By William Dupor, Assistant Vice President and Economist
The Federal Reserve has set an explicit inflation target of 2 percent per year. In light of this target, Fed officials closely monitor both actual inflation and expected future inflation. While actual inflation is straightforward to assess using data published by the federal government (such as the Consumer Price Index and the Personal Consumption Expenditures Price Index), measuring inflation expectations is more challenging.
One prominent measure is the so-called “break-even inflation rate,” which is the spread between a standard nominal bond and an inflation-protected or inflation-indexed bond. The break-even inflation rate is the rate for which a risk-neutral investor would be indifferent in terms of coupon payments and the payment at maturity between the nominal and indexed bond.
While many governments and a few private companies issue both types of these bonds, financial market participants almost always look at the spread between U.S. Treasury bonds of the two types (such as 10-year Treasury notes and 10-year Treasury inflation-protected securities, or TIPS) in computing break-even inflation. This is because both nominal and inflation-indexed U.S. bonds are seen as virtually risk-free and also highly liquid.
From the summer of 2014 to early 2015, the break-even inflation rate experienced a precipitous decline. The break-even rate on 10-year U.S. Treasuries fell from 2.29 percent on July 31 to 1.54 percent on Jan. 13.
This decline may have concerned Fed officials, since one interpretation of the rate move was that the Fed was more likely to miss its inflation target in the future. Missing the inflation target on the downside could put the economy close to or in a deflation. Some economists, both inside and outside the Fed, believe that deflation can contribute to a stall in real economic activity.
More recently, however, this measure of inflation expectations has stabilized. Since mid-January, the rate has stayed within a range of 1.5 percent to 1.9 percent.
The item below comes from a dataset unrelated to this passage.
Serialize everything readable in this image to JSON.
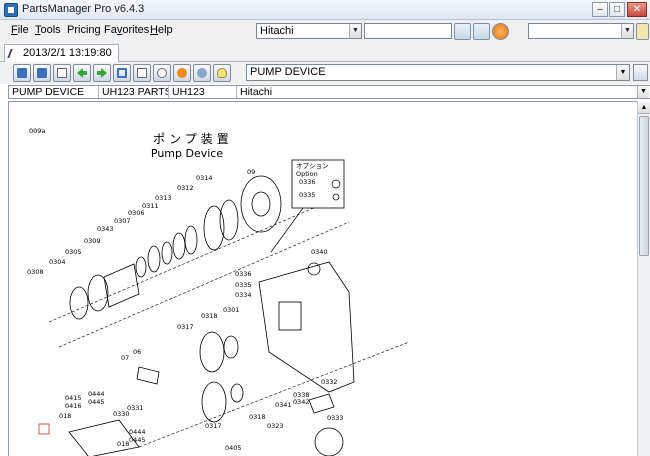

While movements in the break-even inflation rate are difficult to predict, its recent stabilization may give some observers at least partial relief from the fears of deflationary pressures on the U.S. economy.